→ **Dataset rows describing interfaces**
=== Begin Enclosure ===
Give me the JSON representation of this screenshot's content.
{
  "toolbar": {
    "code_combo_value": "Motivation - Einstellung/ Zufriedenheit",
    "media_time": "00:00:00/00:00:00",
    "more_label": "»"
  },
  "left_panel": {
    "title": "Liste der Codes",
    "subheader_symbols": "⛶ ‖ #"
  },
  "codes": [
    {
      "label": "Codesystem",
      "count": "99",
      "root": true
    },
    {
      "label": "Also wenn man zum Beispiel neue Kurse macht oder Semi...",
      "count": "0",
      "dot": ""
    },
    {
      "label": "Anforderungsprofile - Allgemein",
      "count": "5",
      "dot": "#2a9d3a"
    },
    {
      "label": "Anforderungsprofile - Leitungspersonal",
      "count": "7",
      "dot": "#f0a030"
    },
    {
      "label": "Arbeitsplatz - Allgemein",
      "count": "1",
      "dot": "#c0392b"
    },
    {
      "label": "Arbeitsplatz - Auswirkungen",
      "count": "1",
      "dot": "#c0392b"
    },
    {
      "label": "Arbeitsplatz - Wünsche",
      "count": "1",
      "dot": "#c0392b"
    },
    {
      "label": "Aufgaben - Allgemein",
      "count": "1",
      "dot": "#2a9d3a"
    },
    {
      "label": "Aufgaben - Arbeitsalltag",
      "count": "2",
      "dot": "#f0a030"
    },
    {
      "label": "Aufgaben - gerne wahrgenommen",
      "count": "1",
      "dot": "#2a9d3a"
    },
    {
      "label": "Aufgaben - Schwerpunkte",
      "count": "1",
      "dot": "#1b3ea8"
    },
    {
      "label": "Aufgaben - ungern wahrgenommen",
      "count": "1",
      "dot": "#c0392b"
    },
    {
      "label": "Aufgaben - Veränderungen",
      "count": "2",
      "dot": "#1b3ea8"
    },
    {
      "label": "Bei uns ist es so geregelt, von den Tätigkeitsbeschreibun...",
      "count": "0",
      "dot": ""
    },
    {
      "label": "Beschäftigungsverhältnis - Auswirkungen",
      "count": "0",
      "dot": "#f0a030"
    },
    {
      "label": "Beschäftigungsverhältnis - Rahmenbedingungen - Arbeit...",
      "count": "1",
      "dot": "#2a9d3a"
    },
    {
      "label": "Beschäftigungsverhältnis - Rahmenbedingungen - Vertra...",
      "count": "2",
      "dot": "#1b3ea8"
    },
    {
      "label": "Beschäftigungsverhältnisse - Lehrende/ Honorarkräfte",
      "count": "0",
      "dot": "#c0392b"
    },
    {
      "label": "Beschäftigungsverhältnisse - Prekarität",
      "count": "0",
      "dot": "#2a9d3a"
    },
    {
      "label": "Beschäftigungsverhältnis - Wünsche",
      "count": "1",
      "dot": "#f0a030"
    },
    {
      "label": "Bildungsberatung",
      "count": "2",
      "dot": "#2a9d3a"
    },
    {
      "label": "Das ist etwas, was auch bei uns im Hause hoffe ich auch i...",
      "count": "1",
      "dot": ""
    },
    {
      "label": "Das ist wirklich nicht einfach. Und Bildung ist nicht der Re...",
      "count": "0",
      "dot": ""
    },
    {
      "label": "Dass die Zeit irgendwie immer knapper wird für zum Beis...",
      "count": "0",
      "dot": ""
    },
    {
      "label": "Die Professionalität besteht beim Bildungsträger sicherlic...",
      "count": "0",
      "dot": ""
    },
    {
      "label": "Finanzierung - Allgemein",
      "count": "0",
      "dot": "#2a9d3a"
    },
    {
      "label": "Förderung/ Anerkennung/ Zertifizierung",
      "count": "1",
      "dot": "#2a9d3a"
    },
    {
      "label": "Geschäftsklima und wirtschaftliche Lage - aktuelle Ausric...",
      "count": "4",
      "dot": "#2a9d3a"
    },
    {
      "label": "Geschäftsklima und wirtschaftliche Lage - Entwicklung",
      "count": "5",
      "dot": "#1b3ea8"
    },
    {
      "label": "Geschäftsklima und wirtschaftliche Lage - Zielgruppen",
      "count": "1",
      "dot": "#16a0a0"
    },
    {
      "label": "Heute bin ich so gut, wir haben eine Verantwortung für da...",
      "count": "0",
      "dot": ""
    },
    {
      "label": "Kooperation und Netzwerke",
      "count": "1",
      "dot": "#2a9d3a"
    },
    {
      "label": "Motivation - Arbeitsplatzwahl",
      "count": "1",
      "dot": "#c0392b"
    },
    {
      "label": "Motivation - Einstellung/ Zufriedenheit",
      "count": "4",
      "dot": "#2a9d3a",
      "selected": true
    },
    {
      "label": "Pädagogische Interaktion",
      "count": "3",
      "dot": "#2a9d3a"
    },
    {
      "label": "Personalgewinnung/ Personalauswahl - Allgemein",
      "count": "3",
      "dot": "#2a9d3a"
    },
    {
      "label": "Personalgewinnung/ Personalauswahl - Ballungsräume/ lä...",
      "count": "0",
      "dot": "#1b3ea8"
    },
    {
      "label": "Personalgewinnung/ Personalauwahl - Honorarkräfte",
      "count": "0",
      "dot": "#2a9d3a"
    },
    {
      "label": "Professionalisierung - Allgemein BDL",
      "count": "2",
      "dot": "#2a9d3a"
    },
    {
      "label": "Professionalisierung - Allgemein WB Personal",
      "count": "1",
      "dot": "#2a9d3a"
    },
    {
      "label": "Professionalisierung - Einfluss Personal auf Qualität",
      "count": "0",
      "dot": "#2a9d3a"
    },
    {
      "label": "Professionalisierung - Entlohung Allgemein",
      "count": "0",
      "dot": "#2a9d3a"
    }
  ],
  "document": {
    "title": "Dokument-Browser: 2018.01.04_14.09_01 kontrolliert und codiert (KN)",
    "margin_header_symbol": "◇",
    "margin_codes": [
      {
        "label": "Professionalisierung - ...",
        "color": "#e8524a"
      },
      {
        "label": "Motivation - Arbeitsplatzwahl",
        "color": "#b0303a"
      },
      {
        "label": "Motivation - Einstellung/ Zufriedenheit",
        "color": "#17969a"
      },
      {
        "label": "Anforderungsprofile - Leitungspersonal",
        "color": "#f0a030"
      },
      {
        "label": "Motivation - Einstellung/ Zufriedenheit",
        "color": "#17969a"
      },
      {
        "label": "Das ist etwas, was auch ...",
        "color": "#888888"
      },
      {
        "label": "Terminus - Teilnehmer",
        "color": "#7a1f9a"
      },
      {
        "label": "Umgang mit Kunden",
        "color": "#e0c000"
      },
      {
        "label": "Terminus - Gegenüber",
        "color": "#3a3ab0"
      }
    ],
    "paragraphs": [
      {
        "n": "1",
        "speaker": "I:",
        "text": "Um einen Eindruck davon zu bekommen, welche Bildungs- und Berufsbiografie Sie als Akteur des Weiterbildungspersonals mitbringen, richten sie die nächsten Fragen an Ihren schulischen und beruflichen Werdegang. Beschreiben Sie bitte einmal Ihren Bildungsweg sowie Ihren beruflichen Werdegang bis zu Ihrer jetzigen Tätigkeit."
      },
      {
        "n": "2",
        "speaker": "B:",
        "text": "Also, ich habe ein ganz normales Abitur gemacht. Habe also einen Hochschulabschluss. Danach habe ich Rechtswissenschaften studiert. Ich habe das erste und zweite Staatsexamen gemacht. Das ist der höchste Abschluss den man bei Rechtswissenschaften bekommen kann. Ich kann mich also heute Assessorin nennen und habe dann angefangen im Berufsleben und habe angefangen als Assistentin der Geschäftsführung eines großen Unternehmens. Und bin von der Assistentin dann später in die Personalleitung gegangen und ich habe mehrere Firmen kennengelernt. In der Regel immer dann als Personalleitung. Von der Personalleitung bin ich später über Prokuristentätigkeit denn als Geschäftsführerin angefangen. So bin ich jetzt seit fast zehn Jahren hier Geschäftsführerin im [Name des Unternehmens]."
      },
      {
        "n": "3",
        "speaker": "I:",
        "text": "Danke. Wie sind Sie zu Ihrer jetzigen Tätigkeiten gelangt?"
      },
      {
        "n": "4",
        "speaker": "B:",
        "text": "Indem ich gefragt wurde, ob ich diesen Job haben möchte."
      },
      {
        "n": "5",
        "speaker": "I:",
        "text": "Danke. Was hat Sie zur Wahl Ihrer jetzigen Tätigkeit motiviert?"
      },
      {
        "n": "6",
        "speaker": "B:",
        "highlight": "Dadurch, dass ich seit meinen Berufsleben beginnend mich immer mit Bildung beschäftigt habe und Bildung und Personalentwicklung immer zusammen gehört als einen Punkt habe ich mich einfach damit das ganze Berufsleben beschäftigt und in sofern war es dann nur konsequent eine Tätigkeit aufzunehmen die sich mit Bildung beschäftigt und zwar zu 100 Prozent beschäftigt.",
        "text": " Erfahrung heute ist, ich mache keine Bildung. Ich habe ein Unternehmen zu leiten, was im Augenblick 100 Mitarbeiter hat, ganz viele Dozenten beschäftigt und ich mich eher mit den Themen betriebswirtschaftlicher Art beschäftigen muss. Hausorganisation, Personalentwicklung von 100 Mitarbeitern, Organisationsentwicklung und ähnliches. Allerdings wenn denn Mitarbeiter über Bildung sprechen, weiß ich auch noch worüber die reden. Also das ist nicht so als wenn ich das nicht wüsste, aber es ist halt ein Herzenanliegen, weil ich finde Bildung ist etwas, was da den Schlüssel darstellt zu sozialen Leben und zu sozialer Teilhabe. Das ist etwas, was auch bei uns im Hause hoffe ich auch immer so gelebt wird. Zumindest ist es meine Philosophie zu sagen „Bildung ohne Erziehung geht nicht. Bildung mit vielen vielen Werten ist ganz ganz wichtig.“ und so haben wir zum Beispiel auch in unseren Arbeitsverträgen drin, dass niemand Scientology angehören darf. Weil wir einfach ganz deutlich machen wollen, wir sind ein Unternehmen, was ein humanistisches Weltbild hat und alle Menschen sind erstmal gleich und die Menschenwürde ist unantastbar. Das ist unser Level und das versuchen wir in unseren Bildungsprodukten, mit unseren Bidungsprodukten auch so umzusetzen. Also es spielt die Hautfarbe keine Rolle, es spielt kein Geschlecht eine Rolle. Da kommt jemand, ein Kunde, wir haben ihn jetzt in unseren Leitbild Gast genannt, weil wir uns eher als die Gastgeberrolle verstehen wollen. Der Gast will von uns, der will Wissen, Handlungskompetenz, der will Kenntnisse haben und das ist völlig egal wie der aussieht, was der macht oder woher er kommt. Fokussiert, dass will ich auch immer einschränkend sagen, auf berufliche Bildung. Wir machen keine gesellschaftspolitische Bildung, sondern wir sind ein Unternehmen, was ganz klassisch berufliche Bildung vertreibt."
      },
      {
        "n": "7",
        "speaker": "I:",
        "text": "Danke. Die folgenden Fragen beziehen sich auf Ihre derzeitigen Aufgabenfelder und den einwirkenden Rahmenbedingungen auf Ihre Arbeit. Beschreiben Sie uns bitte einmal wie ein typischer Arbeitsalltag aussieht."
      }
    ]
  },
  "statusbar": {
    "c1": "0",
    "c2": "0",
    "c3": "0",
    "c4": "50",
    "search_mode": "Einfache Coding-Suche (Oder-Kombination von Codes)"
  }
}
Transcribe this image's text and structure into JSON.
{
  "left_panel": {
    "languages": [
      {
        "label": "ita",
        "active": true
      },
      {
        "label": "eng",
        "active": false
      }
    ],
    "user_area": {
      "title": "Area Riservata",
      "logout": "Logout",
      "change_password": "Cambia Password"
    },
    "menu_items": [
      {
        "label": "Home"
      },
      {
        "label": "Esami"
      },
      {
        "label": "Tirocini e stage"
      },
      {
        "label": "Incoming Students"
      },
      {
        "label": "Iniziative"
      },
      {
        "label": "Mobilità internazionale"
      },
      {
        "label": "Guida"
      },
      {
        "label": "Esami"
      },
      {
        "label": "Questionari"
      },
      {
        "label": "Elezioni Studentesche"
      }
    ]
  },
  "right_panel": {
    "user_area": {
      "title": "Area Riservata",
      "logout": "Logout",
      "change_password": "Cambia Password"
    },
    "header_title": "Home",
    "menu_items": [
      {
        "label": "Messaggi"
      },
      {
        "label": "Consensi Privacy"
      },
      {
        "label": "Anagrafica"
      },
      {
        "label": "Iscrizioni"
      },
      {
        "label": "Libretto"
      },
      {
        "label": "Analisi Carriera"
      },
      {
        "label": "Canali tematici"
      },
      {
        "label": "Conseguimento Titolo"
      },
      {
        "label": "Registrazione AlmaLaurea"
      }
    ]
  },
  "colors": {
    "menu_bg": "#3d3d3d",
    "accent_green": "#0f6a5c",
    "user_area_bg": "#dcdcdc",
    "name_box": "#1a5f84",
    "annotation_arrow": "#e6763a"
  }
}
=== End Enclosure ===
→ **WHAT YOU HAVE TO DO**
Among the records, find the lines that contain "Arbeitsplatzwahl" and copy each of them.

→ **WRITTEN SOLUTION**
      "label": "Motivation - Arbeitsplatzwahl",
        "label": "Motivation - Arbeitsplatzwahl",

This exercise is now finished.